I’ve been making this tart for many years in countless iterations. It all started way back when with Julia Child’s version of a red wine-poached pear tart filled with frangipane. A gorgeous masterpiece.
Over the years, I simplified my version significantly, although it does still take a bit of work for all the different components. The nice thing is is that you can make the tart dough ahead of time (up to 1 day in the fridge or 1 month in the freezer), line the tart pan with the dough and freeze it (for up to 1 month in advance, tightly wrapped with plastic wrap), and poach the pears up to 3 days in advance (just store them in an airtight container in the fridge).

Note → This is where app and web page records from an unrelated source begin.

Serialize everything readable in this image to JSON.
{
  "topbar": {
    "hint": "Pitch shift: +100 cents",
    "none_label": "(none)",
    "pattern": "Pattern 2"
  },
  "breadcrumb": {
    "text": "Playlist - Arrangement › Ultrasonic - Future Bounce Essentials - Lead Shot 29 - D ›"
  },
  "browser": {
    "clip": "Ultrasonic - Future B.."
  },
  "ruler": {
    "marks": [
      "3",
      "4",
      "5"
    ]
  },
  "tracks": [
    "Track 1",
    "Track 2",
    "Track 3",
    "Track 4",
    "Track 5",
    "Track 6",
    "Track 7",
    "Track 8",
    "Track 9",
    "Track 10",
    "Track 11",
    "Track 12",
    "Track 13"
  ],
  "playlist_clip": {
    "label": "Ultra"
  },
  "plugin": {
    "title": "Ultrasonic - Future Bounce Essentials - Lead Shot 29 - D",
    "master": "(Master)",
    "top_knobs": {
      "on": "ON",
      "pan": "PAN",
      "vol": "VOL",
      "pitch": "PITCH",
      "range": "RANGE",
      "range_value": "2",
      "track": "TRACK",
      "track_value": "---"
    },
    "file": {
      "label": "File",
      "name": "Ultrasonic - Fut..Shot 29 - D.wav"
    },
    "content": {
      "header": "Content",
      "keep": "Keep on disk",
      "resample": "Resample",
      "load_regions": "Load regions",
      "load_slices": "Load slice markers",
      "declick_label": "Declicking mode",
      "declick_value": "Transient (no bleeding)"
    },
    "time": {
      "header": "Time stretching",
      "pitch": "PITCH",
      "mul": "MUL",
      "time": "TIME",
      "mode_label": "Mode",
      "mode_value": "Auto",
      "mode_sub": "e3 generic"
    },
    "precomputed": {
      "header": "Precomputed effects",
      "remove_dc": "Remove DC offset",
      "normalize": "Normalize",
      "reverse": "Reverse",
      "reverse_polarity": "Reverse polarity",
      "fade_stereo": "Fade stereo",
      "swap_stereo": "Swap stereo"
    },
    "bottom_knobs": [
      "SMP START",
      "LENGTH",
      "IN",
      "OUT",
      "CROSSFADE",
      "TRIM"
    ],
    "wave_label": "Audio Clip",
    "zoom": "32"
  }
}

I poach my pears in a simple syrup flavored with orange zest and vanilla bean. The fragrance is simply incredible and will fill your house with the smell of the holidays. The buttery crust is reminiscent of pie dough meets a crisp cookie, and the smooth custard holds it all together. Topped with a shower of toasted almonds and a sprinkle of sugar for crunch, this is a definite every year on my Thanksgiving table.
Recipe: Pear Almond Custard Tart
- 1 large egg yolk
- 2 Tbsp milk
- 1/2 tsp vanilla extract
- 1 1/4 cups all-purpose flour
- 1/4 tsp kosher salt
- 1/3 cup confectioners’ sugar, sifted
- 1/2 cup cold unsalted butter, cut into small pieces
For the tart dough:
For the poached pears:
- 1/2 cup sugar
- 3 ripe but firm pears, preferably Bartlett, peeled, quartered, and cored
- Zest of 1 orange, removed with a vegetable peeler
- 1/2 vanilla bean, split and seeds scraped
For the filling:
- 1 large egg
- 1/4 cup sugar plus 2 tbsp
- 3 tbsp all-purpose flour
- 1/2 cup heavy cream
- 1 1/2 tsp vanilla extract
- 1/4 tsp kosher salt
- 1/3 cup sliced almonds, lightly toasted
- To make the tart dough, in a bowl, whisk together the egg yolk, milk, and vanilla extract. In a food processor, combine the flour, salt, and confectioners’ sugar. Scatter the butter over the top and pulse until the butter is broken up into pieces about the size of small peas. Pour the egg mixture over the flour mixture, then process until the mixture comes together. Dump the dough into a large ziploc bag and press together into a flat disk. Refrigerate for at least 30 minutes and up to 1 day before using, or freeze for up to 1 month.